Interestingly, according to the CDC, there's only a 19 percent chance that Kirk smokes. But supporters of Idaho smoking bans say that if Kirk smokes in a public place, there's a chance that someone nearby will inhale his errant fumes. And because smoking is bad for people, clearly, as that great philosopher, Mr. Spock, might say, "the needs of the many outweigh the needs of the few," and smoking should be banned.
The opponents of smoking will also suggest that Mr. Spock's utilitarian doctrine of decency means that Kirk should wear his seat belt. It's not Kirk that Spock is worried about; it's the bill that Spock might be left with when Kirk goes careening through the windshield of his 1965 Corvette Stingray convertible.
Kirk is uninsured.
Additionally, Kirk eats too much. Obesity is like driving without your seat belt. Death can be instantaneous if you're thrown from a speeding car. A diet of computer-replicated cheeseburgers also kills, though more slowly. Should the government outlaw outrageous dinner portions? Demand equal time for carrots and broccoli alongside Kirk's serving of fried chicken? Detain him on the street and forcibly colonoscopize him?
Earlier this month, supporters of an anti-smoking ordinance cajoled the Eagle City Council into outlawing smoking on private property under the claim that the action will save lives - that the private property rights we cherish are secondary to everything else, and, in some cases, totally unimportant. The council is supposed to take a final vote this week, after which the anti-smoking crowd will take their health crusade on the road to other Idaho towns.
If Idahoans decide that private property rights don't matter because of the slim possibility that wafting cigarette smoke might make someone ill, we can't be serious about protecting other rights that are sacred under the Constitution and unique to a free country such as ours. We can't be serious when we tell the police they have no right under the Constitution to enter our homes without permission, even if they're on an ambitious quest to stop drug trafficking, gang violence, murder and terrorism. We can't seriously object when the government takes over banks or the automobile industry in an effort to save us from a sour economy. We can't complain when the government tells us we have to buy health insurance, even if we decide we don't want it.
The rights we enjoy slip away when an interest group comes along and convinces the government that we'll be better, safer or live longer if we pass just one more law. Decisions that should be made by free people are now being made by bureaucrats.
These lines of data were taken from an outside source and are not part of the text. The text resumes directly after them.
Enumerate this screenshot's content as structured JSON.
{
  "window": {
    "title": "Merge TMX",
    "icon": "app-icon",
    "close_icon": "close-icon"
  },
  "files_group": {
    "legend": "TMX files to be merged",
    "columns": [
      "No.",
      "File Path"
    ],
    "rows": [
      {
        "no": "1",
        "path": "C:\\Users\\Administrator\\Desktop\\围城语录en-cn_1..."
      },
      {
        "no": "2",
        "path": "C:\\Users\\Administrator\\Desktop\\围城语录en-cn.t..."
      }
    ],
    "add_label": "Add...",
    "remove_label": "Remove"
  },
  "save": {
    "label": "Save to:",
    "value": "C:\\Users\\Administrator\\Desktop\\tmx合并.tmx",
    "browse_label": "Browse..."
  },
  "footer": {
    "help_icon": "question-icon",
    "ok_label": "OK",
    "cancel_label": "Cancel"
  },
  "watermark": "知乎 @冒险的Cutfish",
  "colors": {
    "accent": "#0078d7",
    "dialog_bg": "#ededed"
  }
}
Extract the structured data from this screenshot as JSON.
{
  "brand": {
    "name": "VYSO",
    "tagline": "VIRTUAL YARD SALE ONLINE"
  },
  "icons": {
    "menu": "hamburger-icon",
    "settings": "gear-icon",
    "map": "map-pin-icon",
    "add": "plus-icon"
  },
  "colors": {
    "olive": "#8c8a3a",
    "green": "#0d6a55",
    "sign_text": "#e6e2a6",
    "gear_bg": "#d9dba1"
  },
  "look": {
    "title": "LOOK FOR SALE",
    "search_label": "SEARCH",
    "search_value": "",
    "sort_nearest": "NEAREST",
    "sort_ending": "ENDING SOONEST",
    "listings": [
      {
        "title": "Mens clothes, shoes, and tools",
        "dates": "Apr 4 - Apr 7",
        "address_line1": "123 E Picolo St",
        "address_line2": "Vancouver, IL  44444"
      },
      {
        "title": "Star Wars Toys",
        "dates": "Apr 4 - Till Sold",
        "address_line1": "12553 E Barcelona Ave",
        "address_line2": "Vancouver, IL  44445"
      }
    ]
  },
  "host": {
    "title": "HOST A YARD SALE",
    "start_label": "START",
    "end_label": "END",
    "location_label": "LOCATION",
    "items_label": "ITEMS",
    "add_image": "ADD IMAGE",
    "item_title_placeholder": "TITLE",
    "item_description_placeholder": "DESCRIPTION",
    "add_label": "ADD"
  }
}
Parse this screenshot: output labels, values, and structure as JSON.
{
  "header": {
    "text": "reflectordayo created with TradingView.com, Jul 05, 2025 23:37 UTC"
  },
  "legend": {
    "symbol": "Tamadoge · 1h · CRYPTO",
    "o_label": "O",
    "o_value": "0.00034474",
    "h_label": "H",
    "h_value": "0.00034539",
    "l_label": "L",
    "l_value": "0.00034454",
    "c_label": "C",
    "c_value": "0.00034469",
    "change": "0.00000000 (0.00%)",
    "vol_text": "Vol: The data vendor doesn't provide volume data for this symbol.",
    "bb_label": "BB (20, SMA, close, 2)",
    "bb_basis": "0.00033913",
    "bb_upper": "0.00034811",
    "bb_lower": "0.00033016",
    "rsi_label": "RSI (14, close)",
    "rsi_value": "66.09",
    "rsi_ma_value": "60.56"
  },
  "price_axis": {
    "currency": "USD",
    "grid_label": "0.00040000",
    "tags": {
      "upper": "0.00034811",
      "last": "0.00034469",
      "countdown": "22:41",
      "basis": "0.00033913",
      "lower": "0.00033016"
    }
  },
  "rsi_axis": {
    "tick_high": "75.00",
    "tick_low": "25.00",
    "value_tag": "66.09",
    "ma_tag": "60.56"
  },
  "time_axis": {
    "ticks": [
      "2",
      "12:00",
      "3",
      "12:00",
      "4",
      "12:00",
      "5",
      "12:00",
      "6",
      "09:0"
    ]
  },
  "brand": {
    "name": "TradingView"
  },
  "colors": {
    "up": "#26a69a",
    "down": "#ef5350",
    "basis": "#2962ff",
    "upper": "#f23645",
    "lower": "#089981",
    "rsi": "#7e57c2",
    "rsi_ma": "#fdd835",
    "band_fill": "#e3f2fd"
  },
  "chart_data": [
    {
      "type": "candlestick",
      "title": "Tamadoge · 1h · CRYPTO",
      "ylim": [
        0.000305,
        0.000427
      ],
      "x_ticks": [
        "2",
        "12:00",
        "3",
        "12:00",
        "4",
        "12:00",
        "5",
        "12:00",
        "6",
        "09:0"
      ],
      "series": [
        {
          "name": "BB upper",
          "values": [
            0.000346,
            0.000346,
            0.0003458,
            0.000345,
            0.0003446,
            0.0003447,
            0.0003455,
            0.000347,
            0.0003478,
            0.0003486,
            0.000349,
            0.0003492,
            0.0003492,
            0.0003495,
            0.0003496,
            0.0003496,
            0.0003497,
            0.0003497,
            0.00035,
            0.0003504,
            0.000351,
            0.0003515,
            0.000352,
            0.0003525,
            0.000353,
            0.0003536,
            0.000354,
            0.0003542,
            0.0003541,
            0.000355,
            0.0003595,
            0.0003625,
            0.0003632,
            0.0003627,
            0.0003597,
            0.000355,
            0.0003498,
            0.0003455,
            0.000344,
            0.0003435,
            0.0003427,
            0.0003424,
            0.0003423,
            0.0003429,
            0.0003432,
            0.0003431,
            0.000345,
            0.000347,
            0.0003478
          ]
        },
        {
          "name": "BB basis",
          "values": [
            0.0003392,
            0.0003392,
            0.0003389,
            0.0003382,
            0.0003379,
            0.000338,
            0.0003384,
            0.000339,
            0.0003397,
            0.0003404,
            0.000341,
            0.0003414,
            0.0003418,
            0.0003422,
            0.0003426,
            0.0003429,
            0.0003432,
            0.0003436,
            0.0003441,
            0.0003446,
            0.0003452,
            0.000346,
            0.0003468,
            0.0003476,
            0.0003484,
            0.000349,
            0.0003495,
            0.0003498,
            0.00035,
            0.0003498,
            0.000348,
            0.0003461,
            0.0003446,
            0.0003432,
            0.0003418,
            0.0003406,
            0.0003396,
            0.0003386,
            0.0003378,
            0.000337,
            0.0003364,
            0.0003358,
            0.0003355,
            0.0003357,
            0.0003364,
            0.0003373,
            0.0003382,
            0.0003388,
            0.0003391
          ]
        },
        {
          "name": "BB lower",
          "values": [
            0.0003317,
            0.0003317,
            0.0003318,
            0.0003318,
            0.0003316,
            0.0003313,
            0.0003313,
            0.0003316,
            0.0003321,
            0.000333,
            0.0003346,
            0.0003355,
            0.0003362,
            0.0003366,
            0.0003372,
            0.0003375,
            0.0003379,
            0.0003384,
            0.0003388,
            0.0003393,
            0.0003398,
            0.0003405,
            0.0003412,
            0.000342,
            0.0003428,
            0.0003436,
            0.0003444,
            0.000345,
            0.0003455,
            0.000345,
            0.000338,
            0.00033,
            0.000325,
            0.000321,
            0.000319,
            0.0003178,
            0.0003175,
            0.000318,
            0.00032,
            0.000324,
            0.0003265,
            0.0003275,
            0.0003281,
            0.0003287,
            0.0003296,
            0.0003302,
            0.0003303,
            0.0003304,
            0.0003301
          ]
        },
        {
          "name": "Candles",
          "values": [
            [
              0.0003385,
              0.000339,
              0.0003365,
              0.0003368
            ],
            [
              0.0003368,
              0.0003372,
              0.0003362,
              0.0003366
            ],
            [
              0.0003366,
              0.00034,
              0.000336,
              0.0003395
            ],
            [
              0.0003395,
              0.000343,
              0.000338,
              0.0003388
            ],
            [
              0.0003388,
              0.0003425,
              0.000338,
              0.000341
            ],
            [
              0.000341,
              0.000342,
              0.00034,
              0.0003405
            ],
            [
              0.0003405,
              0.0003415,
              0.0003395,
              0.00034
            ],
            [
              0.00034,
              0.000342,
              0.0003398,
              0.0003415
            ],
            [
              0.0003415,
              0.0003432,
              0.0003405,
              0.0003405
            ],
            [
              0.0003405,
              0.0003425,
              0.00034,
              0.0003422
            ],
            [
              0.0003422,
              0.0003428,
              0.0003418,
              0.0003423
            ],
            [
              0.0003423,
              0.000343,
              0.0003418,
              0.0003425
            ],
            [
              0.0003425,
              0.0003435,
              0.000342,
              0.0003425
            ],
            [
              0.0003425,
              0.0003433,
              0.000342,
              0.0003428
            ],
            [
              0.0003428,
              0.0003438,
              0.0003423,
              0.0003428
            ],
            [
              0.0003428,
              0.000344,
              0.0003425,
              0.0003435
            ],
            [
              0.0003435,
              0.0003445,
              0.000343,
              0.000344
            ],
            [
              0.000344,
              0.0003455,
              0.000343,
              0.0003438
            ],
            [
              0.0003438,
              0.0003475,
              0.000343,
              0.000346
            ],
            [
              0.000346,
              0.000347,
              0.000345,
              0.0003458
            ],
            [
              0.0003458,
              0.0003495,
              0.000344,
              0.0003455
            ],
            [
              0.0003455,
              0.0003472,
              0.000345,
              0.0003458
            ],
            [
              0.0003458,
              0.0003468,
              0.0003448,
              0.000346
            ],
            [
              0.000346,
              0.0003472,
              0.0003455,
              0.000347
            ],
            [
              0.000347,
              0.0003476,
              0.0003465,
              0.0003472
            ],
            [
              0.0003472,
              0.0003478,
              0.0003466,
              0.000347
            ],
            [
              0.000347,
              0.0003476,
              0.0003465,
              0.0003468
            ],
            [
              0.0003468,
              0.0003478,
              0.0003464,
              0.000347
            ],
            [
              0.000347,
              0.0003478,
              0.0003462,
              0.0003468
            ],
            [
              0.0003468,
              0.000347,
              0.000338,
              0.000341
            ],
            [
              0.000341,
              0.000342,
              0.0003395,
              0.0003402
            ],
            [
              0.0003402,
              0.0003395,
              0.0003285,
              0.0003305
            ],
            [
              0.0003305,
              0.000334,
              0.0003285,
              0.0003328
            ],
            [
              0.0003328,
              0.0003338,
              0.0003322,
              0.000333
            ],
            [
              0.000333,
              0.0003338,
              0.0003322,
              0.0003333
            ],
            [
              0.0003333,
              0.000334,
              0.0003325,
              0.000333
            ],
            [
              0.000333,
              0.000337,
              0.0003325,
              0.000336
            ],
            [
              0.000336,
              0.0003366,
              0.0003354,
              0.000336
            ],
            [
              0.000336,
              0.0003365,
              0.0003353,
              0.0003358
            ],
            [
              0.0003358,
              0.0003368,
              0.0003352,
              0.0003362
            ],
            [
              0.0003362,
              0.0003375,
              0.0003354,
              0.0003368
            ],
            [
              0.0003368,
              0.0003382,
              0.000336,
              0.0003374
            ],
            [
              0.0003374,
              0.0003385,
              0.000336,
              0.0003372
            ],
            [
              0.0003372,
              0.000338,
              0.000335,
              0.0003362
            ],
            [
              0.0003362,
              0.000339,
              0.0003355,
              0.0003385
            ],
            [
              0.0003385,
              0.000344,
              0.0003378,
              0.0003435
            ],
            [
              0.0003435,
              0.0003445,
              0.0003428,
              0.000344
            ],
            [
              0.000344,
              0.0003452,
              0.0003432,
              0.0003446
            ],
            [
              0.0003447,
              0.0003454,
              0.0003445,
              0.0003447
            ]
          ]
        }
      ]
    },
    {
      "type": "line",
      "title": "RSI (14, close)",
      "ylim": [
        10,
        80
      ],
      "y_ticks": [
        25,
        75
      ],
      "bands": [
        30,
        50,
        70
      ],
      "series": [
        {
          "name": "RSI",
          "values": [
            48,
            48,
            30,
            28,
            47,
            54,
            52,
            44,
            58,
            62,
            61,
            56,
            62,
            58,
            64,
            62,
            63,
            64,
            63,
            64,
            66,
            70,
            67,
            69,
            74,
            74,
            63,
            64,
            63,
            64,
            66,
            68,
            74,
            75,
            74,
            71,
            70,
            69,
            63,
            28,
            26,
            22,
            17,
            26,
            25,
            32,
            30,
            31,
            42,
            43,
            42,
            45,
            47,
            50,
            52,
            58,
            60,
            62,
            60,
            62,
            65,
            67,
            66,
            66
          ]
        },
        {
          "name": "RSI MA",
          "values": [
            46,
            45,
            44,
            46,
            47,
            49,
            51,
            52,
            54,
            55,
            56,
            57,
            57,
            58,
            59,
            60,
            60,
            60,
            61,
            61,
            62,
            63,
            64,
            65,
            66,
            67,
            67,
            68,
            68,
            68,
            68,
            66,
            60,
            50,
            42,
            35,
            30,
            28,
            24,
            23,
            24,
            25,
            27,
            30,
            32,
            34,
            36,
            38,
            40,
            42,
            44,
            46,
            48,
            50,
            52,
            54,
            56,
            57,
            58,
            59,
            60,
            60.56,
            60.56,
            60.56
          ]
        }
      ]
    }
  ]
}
So eat your vegetables. Exercise. Get a colonoscopy. And await further instructions. Your government will let you know what to do next.